Much of the precipitation comes off the Atlantic Ocean, buffeting the coastal regions with rain and strong winds. The hot and dry summer months witness temperatures as high as 40°. The Atlas area is temperate in climate, and is where most snowfall occurs in winter. The southern and Anti-Atlas regions are predominantly deserts.
NATURAL RESOURCES: Morocco has vast deposits of mineable resources. It has significant phosphate reserves, along with iron, ore, manganese, zinc, lead, salt, cobalt and silver. It is the world’s leading exporter of phosphate, which is needed for the production of fertilisers. Morocco also has significant agriculture, fishing, forestry and aquaculture sectors.
Overexploitation in these sectors has become a major issue that needs to be addressed (particularly in the fishing industry). Desertification in regions bordering the Sahara is also a concern. To counteract these concerns, the concept of sustainable development is gaining ground and receiving additional support.
FLAG: The Moroccan flag is solid red and emblazoned with a green star, a five-pointed variant of Solomon’s seal. The red flag was introduced by the Alaouite dynasty at the beginning of the 17th century and the seal was added in 1912 to distinguish the Moroccan red flag from others in use at the time. The green of the seal is a colour closely associated with Islam.
POLITICAL SYSTEM: Morocco is a constitutional monarchy governed by a parliamentary system. In recent years the government has advanced a process of political liberalisation. There has been significant moves towards decentralisation. The King continues to have important constitutional powers and actively controls both foreign and national affairs. He is the supreme religious authority and also supervises judges and the justice ministry, as well as the military.

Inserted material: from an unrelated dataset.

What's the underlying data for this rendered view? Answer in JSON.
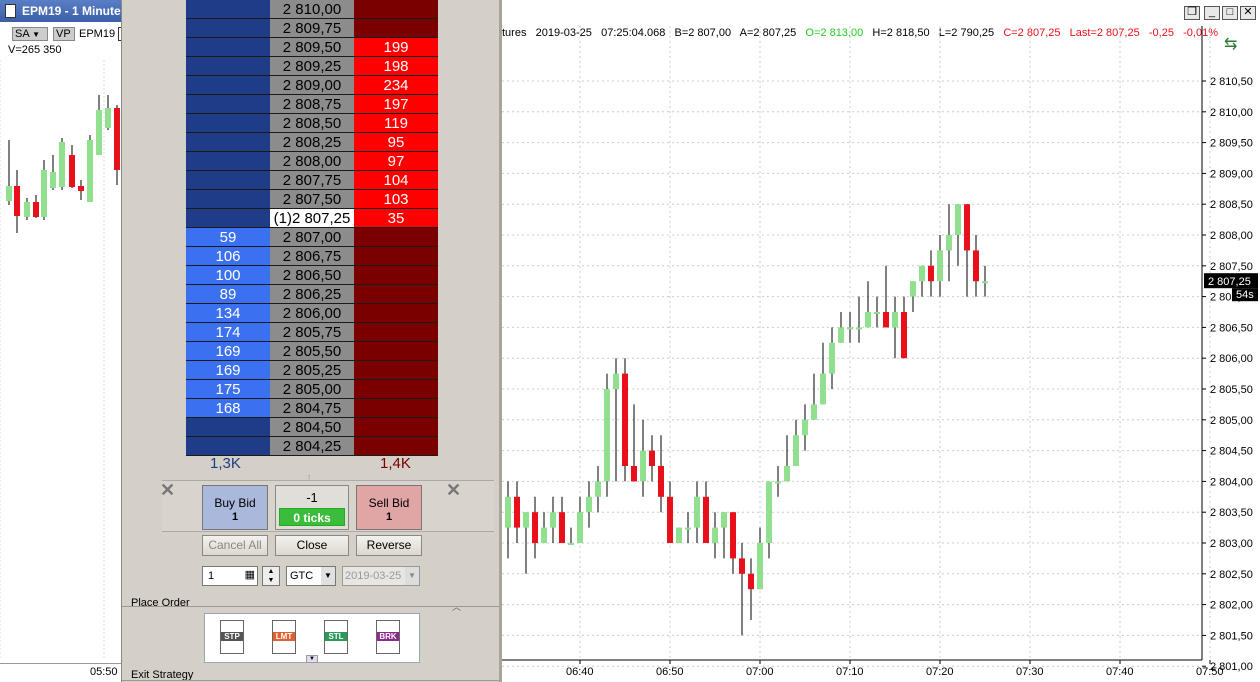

The bicameral parliament is divided into a lower House of Representatives, comprising 325 seats, and an upper house, the Chamber of Counsellors, with 270 seats. Members of each house are elected for five-year terms and all Moroccans over the age of 18 have voting rights. Members of the upper house are elected indirectly by local councils, professional organisations and trade unions and serve for nine-year, non-consecutive terms. One-third of the counsellors take their seats and rotate every three years.
The most important leftist political parties are the Socialist Union of People’s Forces, the Popular Movement, and the Party of Progress and Socialism. The main rightist parties include the Istiqlal Party, the Justice and Development Party, the National Rally of Independents and the Constitutional Union.
In November 2011 Moroccans went to the polls in the country’s first parliamentary elections since adopting a new constitution. Both parliament and the prime minister have more power under the new constitution. The Justice and Development Party managed to take first place in the November 2011 election, winning 107 out of 395 total available seats.